With Euro 2012 only a matter of weeks away and football fans throughout the globe eagerly awaiting the tournament in Ukraine and Poland, EA Sports have have released their tournament edition, UEFA Euro 2012. This looks like a money-making scheme by the games producer, but does the latest update warrant its purchase?
Everyone unanimously is delighted that there will be no summer break from football this year worth speaking about, and the competition in eastern Europe will fill the void left by other off-seasons. With excitement building, the natural thing to do is go out and spend your hard-earned money on the Fifa tournament version of the game, simulating the tournament to try and predict the winner and make your money back tenfold by having an inside advantage over the Euro 2012 odds. But is the upgrade from FIFA 12 worth it?
UEFA Euro 2012 Trailer
Initially reviews, opinions and thoughts are that the Euro 2012 update has a raft of new features and a different feel to the gameplay, adequate enough to prove that this is not just the previous edition in new packaging. The players seem more streamlined, the experience smoother and a number of different traits in the game seem to have been added.
The age-old problem of a scuffle when two players come together seems to have been eradicated due to more effortless turning, with the player with the ball seemingly able to avoid tackles easier. This may promote taking the goalkeeper out for a run, but it is entertaining if nothing else. For the defending player, sliding tackles are seemingly more prevalent, with a number of new slide-challenge animations available.
The downfall of the new features is that it seems a lot easier to score in the latest version than the original FIFA 2012. Defenders can get blocks on shots or passes, but the ball generally has a high chance of bouncing back to the attacking player/team, which makes for higher-scoring games.
As always there are a number of different playing options, with Exhibition mode being the first. In this format you are charged with taking a group of average players on a mission to beat all of Europe’s national teams, with victories rewarded by the signing of one player from the defeated nation. There is a set path of progression through the continent, with the end-goal being that you have defeated all of the Uefa-affiliated nations.
Challenge mode offers a collection of missions to be undertaken by the owner, whilst Online mode offers you the chance to pit your wits against players from all over the world, adopting the previous editions cup mode.
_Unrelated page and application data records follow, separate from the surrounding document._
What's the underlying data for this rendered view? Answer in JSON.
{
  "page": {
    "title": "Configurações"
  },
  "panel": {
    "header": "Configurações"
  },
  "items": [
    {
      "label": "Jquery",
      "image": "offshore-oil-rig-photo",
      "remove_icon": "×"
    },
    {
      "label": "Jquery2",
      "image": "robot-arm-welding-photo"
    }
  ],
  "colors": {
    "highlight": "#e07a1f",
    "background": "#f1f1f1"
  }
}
All-in-all, it is a sensible evolution for the game, with adequate work being put in by the designers and developers as a testament that the latest edition is worth investing in. Fun, entertainment and high-scoring games are in mind, and hopefully the same features are on show this summer in Ukraine and Poland.
UEFA Euro 2012 Screenshots
All images courtesy of FootballFashion.org.
Written by Gareth McKnight, senior columnist for the football blog Soccerlens.com.